Tree Swallow Behavior
Tree swallows are a species of swallow that is found in North America. They are known for their iridescent blue-green plumage and their habit of nesting in tree cavities. Tree swallows are also known for their aggressive behavior and will defend their nesting sites against other birds.

American Swallow
The American swallow is a term used to describe the various species of swallows that are found in North and South America. Some of the most common species of American swallows include the cliff swallow, barn swallow, tree swallow, and violet-green swallow.

Female Barn Swallow
Female barn swallows are known for their distinctive blue and chestnut-colored plumage. They are slightly smaller than male barn swallows and are responsible for building the nest and incubating the eggs.

Barn Swallow in Flight
Barn swallows are known for their graceful flight and their ability to catch insects in mid-air. They have long, pointed wings and a deeply forked tail that allows them to make sharp turns and sudden movements.

Do Swallows Fly at Night?
Yes, swallows are known to fly at night during their migration. They use the stars and the Earth's magnetic field to navigate, and they can cover hundreds of miles each night.

Do Swallows Sleep on the Wing?
No, swallows do not sleep on the wing. They need to rest and sleep like any other bird, and they usually do so on perches such as branches, wires, or other structures.

When Do Swallows Leave Their Nests?
Swallows usually leave their nests in the fall when it's time for their migration. The exact timing varies depending on the species and the location, but it's usually in late summer or early fall.

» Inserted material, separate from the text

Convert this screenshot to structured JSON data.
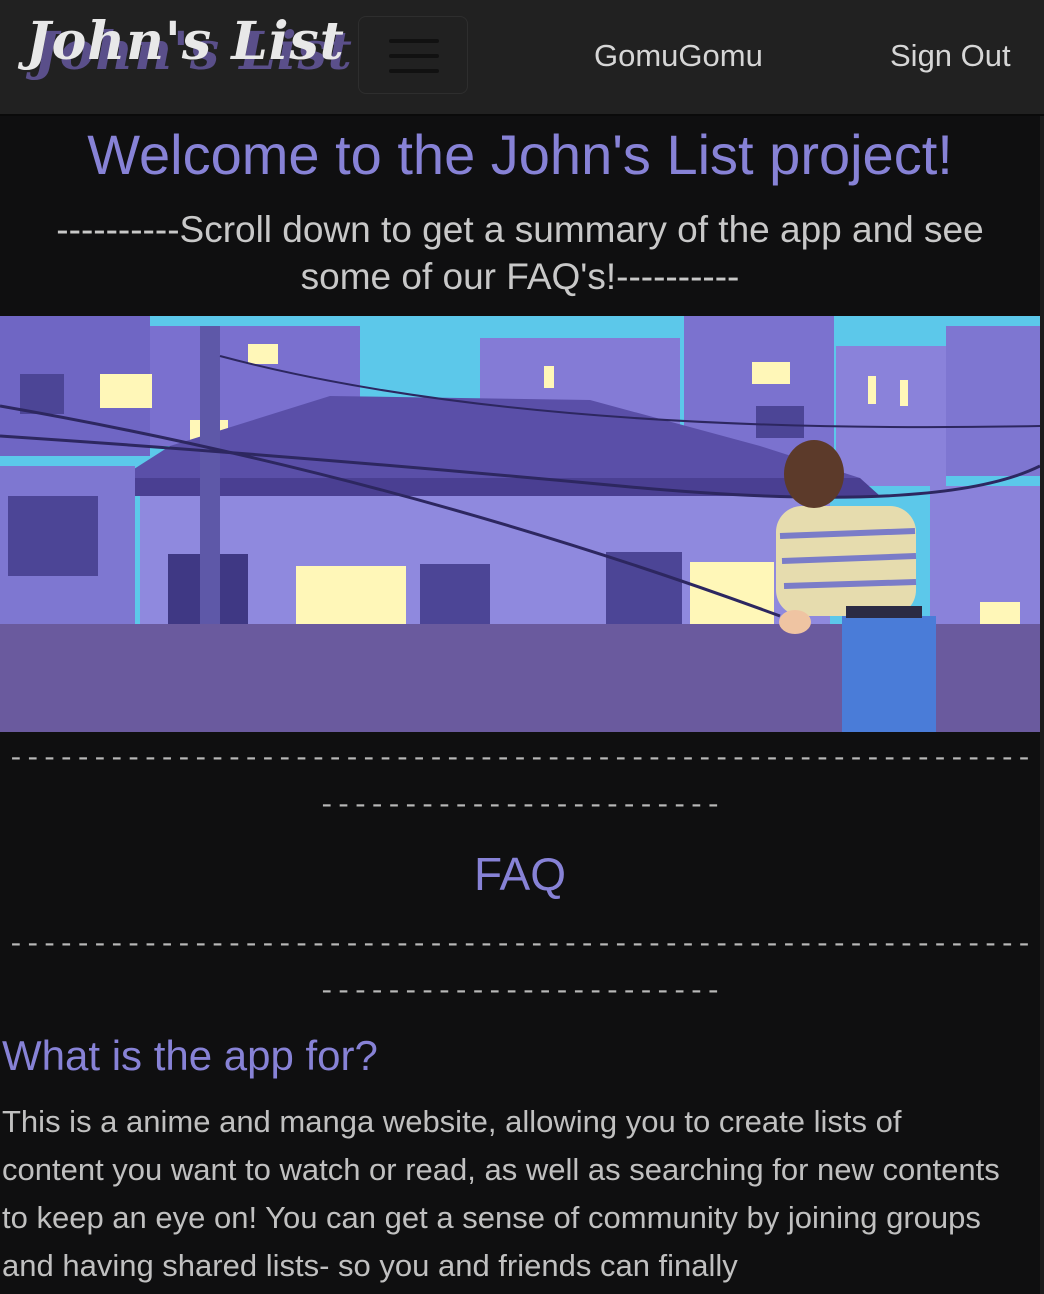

In conclusion, swallow birds are fascinating creatures with unique characteristics and behaviors. From their distinctive forked tails to their long-distance migrations, there's a lot to learn and appreciate about these beautiful birds. Whether you're a bird enthusiast or simply curious about nature, the swallow bird is definitely worth learning more about.